Irradiation of potatoes at a sprout inhibition dose reduced acrylamide formation in potato chips and improved their colour, according to new research from India.
Scientists based at research institutes including the Institute of Chemical Technology and the Bhabha Atomic Research Centre in Mumbai found that the acrylamide content was nearly 7 per cent lower in potato chips (crisps) made from irradiated potatoes stored at 14°C and 4°C than the corresponding non-irradiated controls.
They reported their findings in the journal Food Chemistry.
Acrylamide is a neurotoxic compound, and probable carcinogen. It is found at significantly higher levels in carbohydrate-rich foods including potato chips, French fries and crisp bread. It has been shown to originate from the Maillard reaction of the amino acid asparagine with reducing sugars.
Gamma radiation is widely used to inhibit sprouting, extend the shelf life of potato and make it available during off season or lean period, said the authors.

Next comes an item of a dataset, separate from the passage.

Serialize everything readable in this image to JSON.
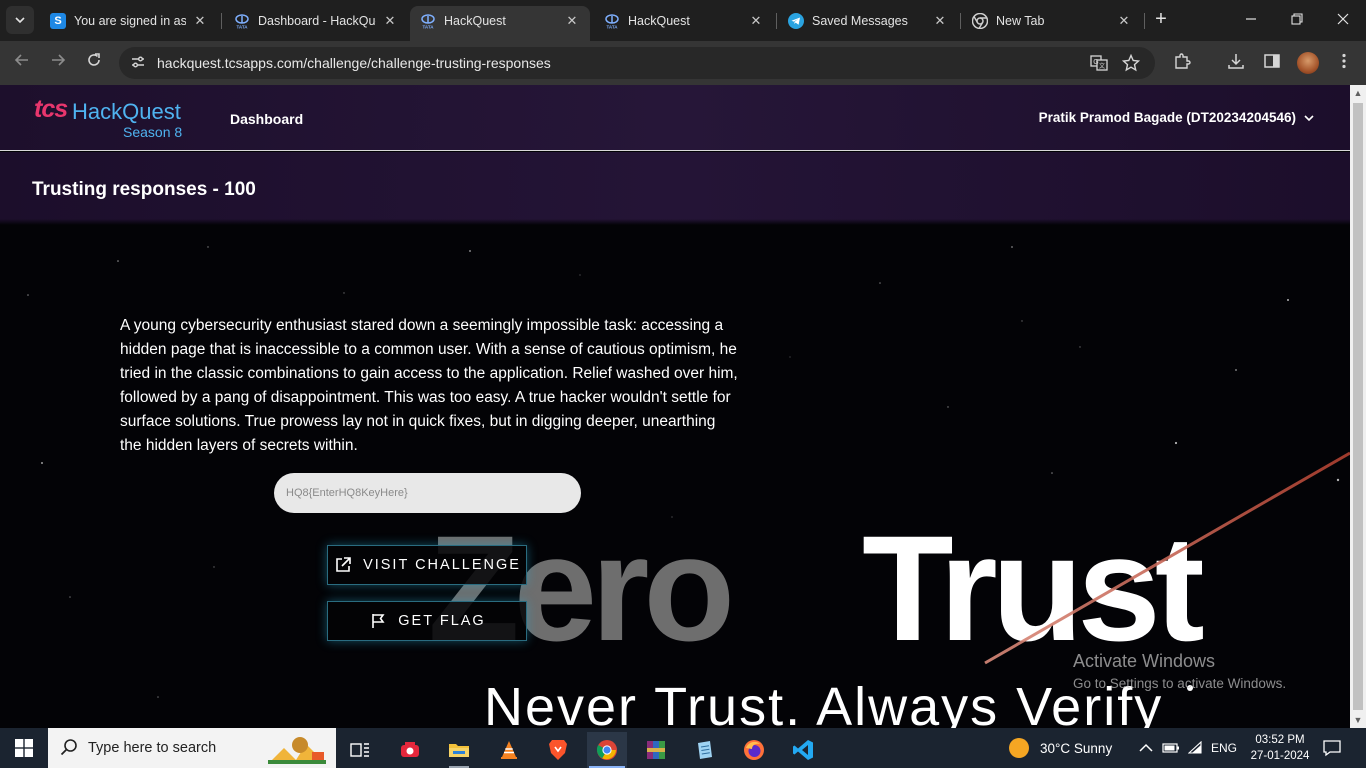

The hypothesis behind the research was based on the fact that as sprouting increases the amount of reducing sugars in potatoes its subsequent inhibition would decrease the reducing sugars during storage, resulting in fried potato products with lower contents of acrylamide.